This is now (2016–17)
As the final days of President John Adams’s first and only term in office shows, Presidents who care about preserving their legacies may use nominations to the Supreme Court or to lower federal courts to achieve that end. Adams, one of the Founding Fathers of the United States, set a precedent of rather aggressive manipulation of the Judicial branch after he had been defeated in his bid for re-election. Although few Presidents have been quite so bold as Adams, most Presidents since 1800 have at the very least exercised their Constitutional duty to nominate Supreme Court justices in ways designed to increase the odds that their legacies will stand up in future Supreme Court contests.
President Barack Obama nominated two women to the Supreme Court, Associate Justices Sonia Sotomayo in 2009 and Elena Kagan in 2010, both of whom were confirmed by substantial margins in the United States Senate. On March 16, 2016, he nominated Merrick Garland to fill the vacancy left by the death of Associate Justice Antonin Scalia. The Republican-dominated Senate, however, did not give Judge Garland so much as a hearing and pledged not to hold a vote on Judge Garland or any other nomination to Supreme Court that President Obama might make during an election year. If Presidents can use machinations to tilt the Supreme Court in their favor, so can the United States Senate.

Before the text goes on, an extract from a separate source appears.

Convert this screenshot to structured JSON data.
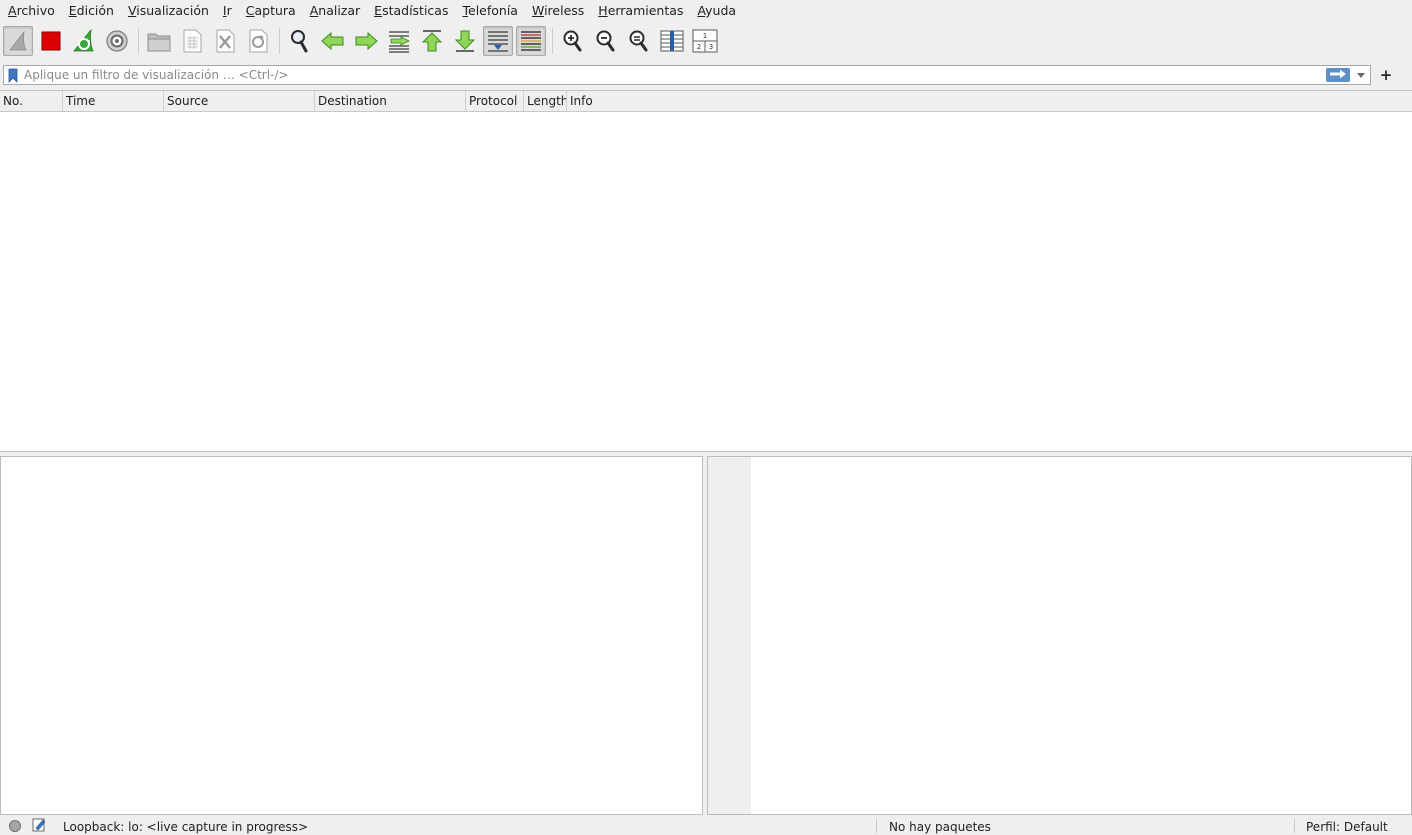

What remains to be seen is whether the newly inaugurated 45th President and the Republican-controlled Congress will strive to nominate and confirm a Supreme Court Justice that holds to the standard of impartiality articulated by John Marshall in Osborn v. Bank of the United States in 1824:

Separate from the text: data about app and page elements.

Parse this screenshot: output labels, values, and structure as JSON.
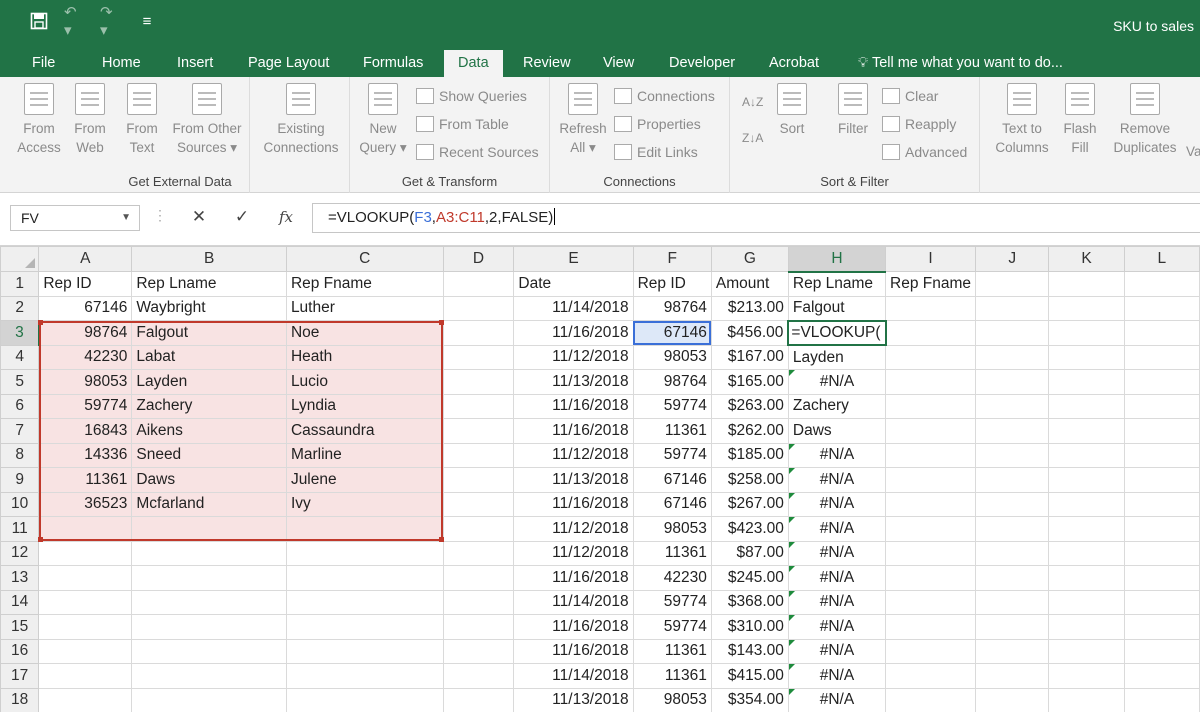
{
  "window": {
    "title": "SKU to sales",
    "qat": [
      "save-icon",
      "undo-icon",
      "redo-icon",
      "customize-icon"
    ]
  },
  "menu": {
    "tabs": [
      "File",
      "Home",
      "Insert",
      "Page Layout",
      "Formulas",
      "Data",
      "Review",
      "View",
      "Developer",
      "Acrobat"
    ],
    "active": "Data",
    "tell_me": "Tell me what you want to do..."
  },
  "ribbon": {
    "get_external": {
      "label": "Get External Data",
      "buttons": [
        "From\nAccess",
        "From\nWeb",
        "From\nText",
        "From Other\nSources ▾",
        "Existing\nConnections"
      ]
    },
    "transform": {
      "label": "Get & Transform",
      "new_query": "New\nQuery ▾",
      "items": [
        "Show Queries",
        "From Table",
        "Recent Sources"
      ]
    },
    "connections": {
      "label": "Connections",
      "refresh": "Refresh\nAll ▾",
      "items": [
        "Connections",
        "Properties",
        "Edit Links"
      ]
    },
    "sort_filter": {
      "label": "Sort & Filter",
      "sort": "Sort",
      "filter": "Filter",
      "items": [
        "Clear",
        "Reapply",
        "Advanced"
      ]
    },
    "data_tools": {
      "buttons": [
        "Text to\nColumns",
        "Flash\nFill",
        "Remove\nDuplicates",
        "Va"
      ]
    }
  },
  "formula_bar": {
    "name_box": "FV",
    "formula_prefix": "=VLOOKUP(",
    "formula_ref1": "F3",
    "formula_sep": ",",
    "formula_ref2": "A3:C11",
    "formula_suffix": ",2,FALSE)"
  },
  "grid": {
    "columns": [
      "A",
      "B",
      "C",
      "D",
      "E",
      "F",
      "G",
      "H",
      "I",
      "J",
      "K",
      "L"
    ],
    "selected_column": "H",
    "selected_row": 3,
    "rows": [
      [
        "Rep ID",
        "Rep Lname",
        "Rep Fname",
        "",
        "Date",
        "Rep ID",
        "Amount",
        "Rep Lname",
        "Rep Fname",
        "",
        "",
        ""
      ],
      [
        "67146",
        "Waybright",
        "Luther",
        "",
        "11/14/2018",
        "98764",
        "$213.00",
        "Falgout",
        "",
        "",
        "",
        ""
      ],
      [
        "98764",
        "Falgout",
        "Noe",
        "",
        "11/16/2018",
        "67146",
        "$456.00",
        "=VLOOKUP(",
        "",
        "",
        "",
        ""
      ],
      [
        "42230",
        "Labat",
        "Heath",
        "",
        "11/12/2018",
        "98053",
        "$167.00",
        "Layden",
        "",
        "",
        "",
        ""
      ],
      [
        "98053",
        "Layden",
        "Lucio",
        "",
        "11/13/2018",
        "98764",
        "$165.00",
        "#N/A",
        "",
        "",
        "",
        ""
      ],
      [
        "59774",
        "Zachery",
        "Lyndia",
        "",
        "11/16/2018",
        "59774",
        "$263.00",
        "Zachery",
        "",
        "",
        "",
        ""
      ],
      [
        "16843",
        "Aikens",
        "Cassaundra",
        "",
        "11/16/2018",
        "11361",
        "$262.00",
        "Daws",
        "",
        "",
        "",
        ""
      ],
      [
        "14336",
        "Sneed",
        "Marline",
        "",
        "11/12/2018",
        "59774",
        "$185.00",
        "#N/A",
        "",
        "",
        "",
        ""
      ],
      [
        "11361",
        "Daws",
        "Julene",
        "",
        "11/13/2018",
        "67146",
        "$258.00",
        "#N/A",
        "",
        "",
        "",
        ""
      ],
      [
        "36523",
        "Mcfarland",
        "Ivy",
        "",
        "11/16/2018",
        "67146",
        "$267.00",
        "#N/A",
        "",
        "",
        "",
        ""
      ],
      [
        "",
        "",
        "",
        "",
        "11/12/2018",
        "98053",
        "$423.00",
        "#N/A",
        "",
        "",
        "",
        ""
      ],
      [
        "",
        "",
        "",
        "",
        "11/12/2018",
        "11361",
        "$87.00",
        "#N/A",
        "",
        "",
        "",
        ""
      ],
      [
        "",
        "",
        "",
        "",
        "11/16/2018",
        "42230",
        "$245.00",
        "#N/A",
        "",
        "",
        "",
        ""
      ],
      [
        "",
        "",
        "",
        "",
        "11/14/2018",
        "59774",
        "$368.00",
        "#N/A",
        "",
        "",
        "",
        ""
      ],
      [
        "",
        "",
        "",
        "",
        "11/16/2018",
        "59774",
        "$310.00",
        "#N/A",
        "",
        "",
        "",
        ""
      ],
      [
        "",
        "",
        "",
        "",
        "11/16/2018",
        "11361",
        "$143.00",
        "#N/A",
        "",
        "",
        "",
        ""
      ],
      [
        "",
        "",
        "",
        "",
        "11/14/2018",
        "11361",
        "$415.00",
        "#N/A",
        "",
        "",
        "",
        ""
      ],
      [
        "",
        "",
        "",
        "",
        "11/13/2018",
        "98053",
        "$354.00",
        "#N/A",
        "",
        "",
        "",
        ""
      ]
    ]
  },
  "colors": {
    "excel_green": "#217346",
    "range_border": "#c0392b",
    "range_fill": "#f8e3e3",
    "ref_blue": "#3a6fd8"
  }
}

Courts are the mere instruments of the law, and can will nothing. When they are said to exercise a discretion, it is a mere legal discretion, a discretion to be exercised in discerning the course prescribed by law; and, when that is discerned, it is the duty of the Court to follow it. Judicial power is never exericised for the purpose of giving effect to the will of the Judge; always for the purpose of giving effect to the will of the Legislature; or, in other words, to the will of the law.